"A magnificent washing-machine is sold here, its trademark is Aruba. The machine is an Aruban-Colombian product, its model called Cartel. The brand is well-known for its good performance in the United States and Europe. It is recommended by former ministers, members of Parliament, owners of casinos, supermarkets, cosmetics manufacturers and importers of cars and batteries. The washing-machine fits everybody who has become inexplicably rich from one day to another."
The following essays present insights into the various levels of military involvement in the war on drugs and the implications of this involvement in terms of democracy and human rights in the Western hemisphere.
The market-oriented democratisation of the Third World has been developed by Western powers as a policy that fuses both democratic rhetoric and support for more pluralist policies in the Third World, with the pursuit of Western interests.
In 1995 the World Health Organization (WHO) and the United Nations Interregional Crime and Justice Research Institute (UNICRI) announced in a press release the publication of the results of the largest global study on cocaine use ever undertaken. A decision in the World Health Assembly banned the publication of the study. The US representative threatened that "if WHO activities relating to drugs failed to reinforce proven drug control approaches, funds for the relevant programmes should be curtailed". This led to the decision to discontinue publication.
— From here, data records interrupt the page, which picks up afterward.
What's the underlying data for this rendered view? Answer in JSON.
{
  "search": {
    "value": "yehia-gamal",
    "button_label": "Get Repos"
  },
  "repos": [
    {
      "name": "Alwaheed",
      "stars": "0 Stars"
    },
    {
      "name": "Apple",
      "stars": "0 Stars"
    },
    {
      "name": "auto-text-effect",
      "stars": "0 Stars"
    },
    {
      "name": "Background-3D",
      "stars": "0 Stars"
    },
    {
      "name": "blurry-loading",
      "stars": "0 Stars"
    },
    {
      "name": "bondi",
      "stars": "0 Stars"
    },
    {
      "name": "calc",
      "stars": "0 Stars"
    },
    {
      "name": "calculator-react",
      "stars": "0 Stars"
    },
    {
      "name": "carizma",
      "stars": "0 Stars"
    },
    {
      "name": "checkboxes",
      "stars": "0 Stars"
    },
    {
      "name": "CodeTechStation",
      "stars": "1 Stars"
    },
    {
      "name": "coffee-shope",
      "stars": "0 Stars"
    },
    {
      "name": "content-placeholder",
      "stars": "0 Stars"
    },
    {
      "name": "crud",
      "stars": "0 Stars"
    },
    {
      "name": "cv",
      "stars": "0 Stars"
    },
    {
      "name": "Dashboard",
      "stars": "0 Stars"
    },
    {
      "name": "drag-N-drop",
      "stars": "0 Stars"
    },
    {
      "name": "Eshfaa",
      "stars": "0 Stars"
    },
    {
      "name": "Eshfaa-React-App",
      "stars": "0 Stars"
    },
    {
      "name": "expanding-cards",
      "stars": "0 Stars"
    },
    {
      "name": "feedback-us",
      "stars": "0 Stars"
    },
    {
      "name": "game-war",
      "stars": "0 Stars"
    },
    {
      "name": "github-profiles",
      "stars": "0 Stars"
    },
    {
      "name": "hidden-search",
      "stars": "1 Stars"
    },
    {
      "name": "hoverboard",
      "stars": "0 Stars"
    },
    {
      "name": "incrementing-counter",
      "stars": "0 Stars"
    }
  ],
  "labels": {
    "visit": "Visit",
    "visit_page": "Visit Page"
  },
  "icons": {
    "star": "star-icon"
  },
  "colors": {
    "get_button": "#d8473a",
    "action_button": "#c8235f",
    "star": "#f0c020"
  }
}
An examination of the World Bank's policies and culture reveal a supranational, non-democratic and extremely powerful institution which functions much like the medieval Church or a monolithic political party, relying on rigid doctrine, hierarchy and a rejection of dissenting ideas to perpetuate its influence.
Coca tea has been used for the treatment of cocaine dependence. Two previous reports found that treatment that includes coca tea can be successful in controlling relapse to cocaine dependence. In the current study, coca tea plus counseling was used to treat cocaine dependence in 23 cocaine-addicted coca paste smokers seeking treatment at an outpatient clinic in Lima, Peru.
The studies in this book focus mainly on the period of the Corazon Aquino presidency. It was this period that European Overseas Development Assistance to the Philippines begun to increase significantly.
In an unsettling but lucid critique, The Debt boomerang shows that we in the North must also pay the price of World bank and IMF policies that have accelerated deforestation, encouraged mass migrations, fuelled an expanding drug trade and heightened global instability and conflict.
This article examines alternatives to the War on Drugs through a comparative analysis of attitudes toward coca and cocaine in South America. Two regions of traditional coca use and cultivation -- northwest Amazonas state in Brazil and the department of Cusco in Peru -- are compared to highlight the differences between Peruvian and Brazilian attitudes toward coca and ethnic identity.